         A. The Plaintiff's Allegations

         The plaintiff alleges that in 2005, he and Julie Ann Gellin, the mother of his child, met with defendant Lisa Van Pay, their caseworker at the Brown County Child Support Agency. Dkt. No. 1 at 4. According to the plaintiff, Gellin terminated the child support order against him, and expunged all of the arrears and interest he owed her. Id. The plaintiff states that Van Pay informed him that Gellin had no authority “to sign off [on] the interest owed to the State of Wisconsin and that the[re] was no State Law requiring the plaintiff to pay the interest owed.” Id. The plaintiff states that, at Van Pay's request, he agreed to pay $10 per month toward the interest owed to the state. Id.

         The plaintiff says that Van Pay neglected to inform him that the amount he agreed to pay was not sufficient to cover the interest rate on what he owed the State, effectively keeping the plaintiff in debt to the State Child Support Agency “forever.” Id.

         The plaintiff states that, as time went on, he began to receive letters and notices from the Child Support Agency stating that he owed child support, arrears, interest and receipt-and-disbursement (R&D) fees. Id. He asserts that the Child Support Agency put a title lien on his motorcycle, made a negative report to the credit bureau, and activated an administrative lien in the amount of $1, 521.57. Id.

         The plaintiff explains that he wrote to Van Pay in an effort to understand what was going on. Id. The plaintiff said the response he received stated that “the plaintiff [is] not eligible for a review at this time.” Id. The plaintiff states that he continued to tell Van Pay that he did not owe money, but that Van Pay refused to listen.
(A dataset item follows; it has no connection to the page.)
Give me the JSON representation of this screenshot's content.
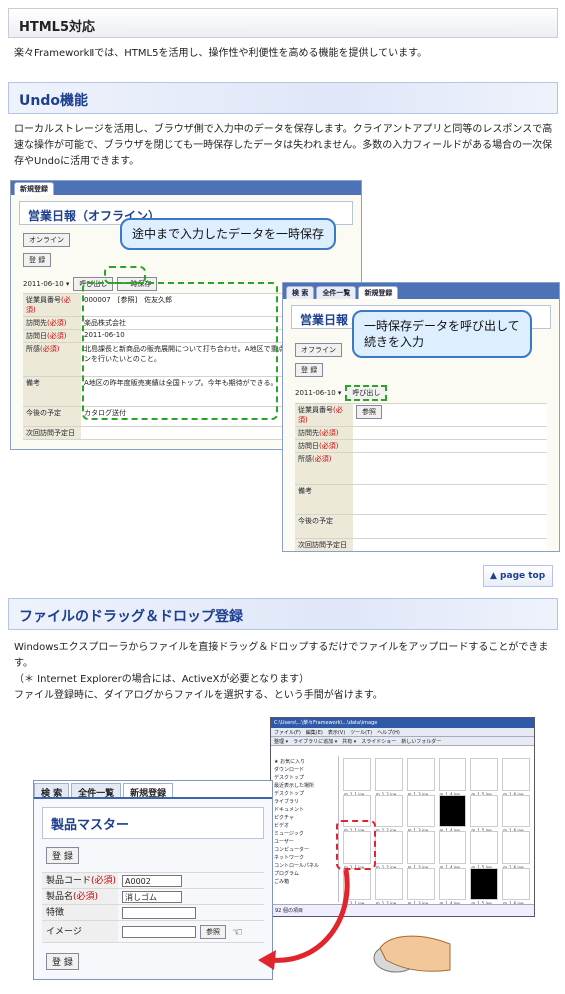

Id. The plaintiff explains that he wrote letters ...


Buy This Entire Record For $7.95

Download the entire decision to receive the complete text, official citation,
docket number, dissents and concurrences, and footnotes for this case.

Learn more about what you receive with purchase of this case.